▶ **To do**:
Below are the records; copy every line in them that holds the string "Setting".

------ Records supplied ------

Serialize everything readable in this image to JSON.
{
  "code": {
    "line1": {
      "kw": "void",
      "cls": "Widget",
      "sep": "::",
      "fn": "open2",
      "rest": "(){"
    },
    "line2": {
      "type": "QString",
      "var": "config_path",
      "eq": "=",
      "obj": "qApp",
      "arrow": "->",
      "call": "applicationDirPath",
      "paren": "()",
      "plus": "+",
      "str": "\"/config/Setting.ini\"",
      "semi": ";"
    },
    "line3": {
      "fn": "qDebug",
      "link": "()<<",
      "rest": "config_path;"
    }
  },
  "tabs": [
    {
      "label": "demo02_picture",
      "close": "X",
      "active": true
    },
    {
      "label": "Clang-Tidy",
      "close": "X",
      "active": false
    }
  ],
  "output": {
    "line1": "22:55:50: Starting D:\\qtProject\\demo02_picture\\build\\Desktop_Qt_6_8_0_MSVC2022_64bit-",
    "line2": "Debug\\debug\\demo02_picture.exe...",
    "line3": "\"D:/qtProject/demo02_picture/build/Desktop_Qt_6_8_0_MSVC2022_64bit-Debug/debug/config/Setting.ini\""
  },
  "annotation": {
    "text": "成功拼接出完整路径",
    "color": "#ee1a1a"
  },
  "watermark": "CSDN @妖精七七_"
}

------

▶ **Finished task**:
      "str": "\"/config/Setting.ini\"",
    "line3": "\"D:/qtProject/demo02_picture/build/Desktop_Qt_6_8_0_MSVC2022_64bit-Debug/debug/config/Setting.ini\""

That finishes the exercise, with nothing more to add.